Australian Nobel-winning scientist Barry Marshall is trying to figure out how to make edible vaccines.
Dr. Marshall was honoured with a Nobel Prize in Physiology or Medicine in 2005, along with his research partner Dr. Robin Warren, for discovering the bacteria responsible for stomach ulcers.
He says that the bacteria called Helicobacter pylori, whose discovery helped develop a cure for the ulcers, is the key to needle-free vaccinations.
He believes that his work may one day make annual flu shots as painless as downing a mouthful of yoghurt.
"I don't really think people can imagine what it would be like to walk into a chemist shop, and buy something that vaccinates you against the flu ... that is like toothpaste," news.com.au quoted him as saying.
Dr. Marshall has revealed that scientists associated with his Sydney-based company Ondek have spent three years developing a way to add a vaccine particle into the genetic code of the bacteria, which is relatively harmless but adept at sticking itself to the wall of the stomach.
He points out that up to 20 per cent of the Australian population are believed to have the bug living in their stomach without knowing it.
He hopes that it is this ability that will clear the hurdle that has always faced edible vaccines.
"Your immune system sees the Helicobacter which irritates it a little bit, and at the same time it will see the flu vaccine particle and reacts against that," he said.
"People have always dreamed about having oral vaccines but usually the immune system just regards it as food," he added.
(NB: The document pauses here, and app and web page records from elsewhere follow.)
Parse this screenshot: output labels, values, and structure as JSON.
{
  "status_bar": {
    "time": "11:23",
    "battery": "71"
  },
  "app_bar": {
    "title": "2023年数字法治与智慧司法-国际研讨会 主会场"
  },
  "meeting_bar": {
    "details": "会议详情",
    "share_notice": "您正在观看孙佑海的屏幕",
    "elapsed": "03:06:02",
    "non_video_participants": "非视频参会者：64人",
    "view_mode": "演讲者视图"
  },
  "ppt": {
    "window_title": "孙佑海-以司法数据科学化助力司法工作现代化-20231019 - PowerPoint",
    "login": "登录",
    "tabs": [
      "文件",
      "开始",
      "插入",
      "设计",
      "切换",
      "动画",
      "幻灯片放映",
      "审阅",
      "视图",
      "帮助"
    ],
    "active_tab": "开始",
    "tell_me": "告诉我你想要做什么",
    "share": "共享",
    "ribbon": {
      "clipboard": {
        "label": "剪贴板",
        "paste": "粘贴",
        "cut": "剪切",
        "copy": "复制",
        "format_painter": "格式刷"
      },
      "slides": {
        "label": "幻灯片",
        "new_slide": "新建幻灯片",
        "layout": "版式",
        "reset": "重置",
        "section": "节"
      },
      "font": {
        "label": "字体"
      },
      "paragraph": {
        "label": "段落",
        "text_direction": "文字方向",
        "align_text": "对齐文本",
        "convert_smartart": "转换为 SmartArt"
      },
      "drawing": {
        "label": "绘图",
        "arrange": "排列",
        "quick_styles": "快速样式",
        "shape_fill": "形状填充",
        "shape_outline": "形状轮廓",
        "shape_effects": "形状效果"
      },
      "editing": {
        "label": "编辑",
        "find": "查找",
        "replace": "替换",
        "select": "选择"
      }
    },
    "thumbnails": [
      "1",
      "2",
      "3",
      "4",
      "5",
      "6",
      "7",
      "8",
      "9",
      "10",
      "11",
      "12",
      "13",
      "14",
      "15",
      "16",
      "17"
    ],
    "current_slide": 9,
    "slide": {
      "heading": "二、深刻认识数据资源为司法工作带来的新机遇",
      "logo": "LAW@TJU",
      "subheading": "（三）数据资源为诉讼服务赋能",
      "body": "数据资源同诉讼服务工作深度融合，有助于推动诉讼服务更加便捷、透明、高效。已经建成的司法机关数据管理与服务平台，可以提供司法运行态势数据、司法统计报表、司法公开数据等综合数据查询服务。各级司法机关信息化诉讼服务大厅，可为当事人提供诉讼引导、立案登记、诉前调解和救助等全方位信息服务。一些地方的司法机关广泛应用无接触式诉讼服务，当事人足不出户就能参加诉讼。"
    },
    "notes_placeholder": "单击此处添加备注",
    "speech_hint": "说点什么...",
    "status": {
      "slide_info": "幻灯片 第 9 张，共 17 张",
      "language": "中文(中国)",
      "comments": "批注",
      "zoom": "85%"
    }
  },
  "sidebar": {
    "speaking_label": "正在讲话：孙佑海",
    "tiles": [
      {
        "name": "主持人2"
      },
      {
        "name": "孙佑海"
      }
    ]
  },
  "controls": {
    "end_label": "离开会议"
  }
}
Dr. Marshall also revealed that a method to deliver the bacteria had been successfully tested in mice, and that a study in humans would begin later this year.
He even said that new doses could be created at the same pace at which the bacteria could reproduce, generating within weeks what conventional methods can require months to achieve.
"It removes a 300million-dollar biotech factory out of the equation and you could make millions of doses with relatively simple technology anywhere you wanted to," he said.
"If you had a useful vaccine for Africa ... you'd need electricity, but the whole production plant could come in a box of about one square metre," he added.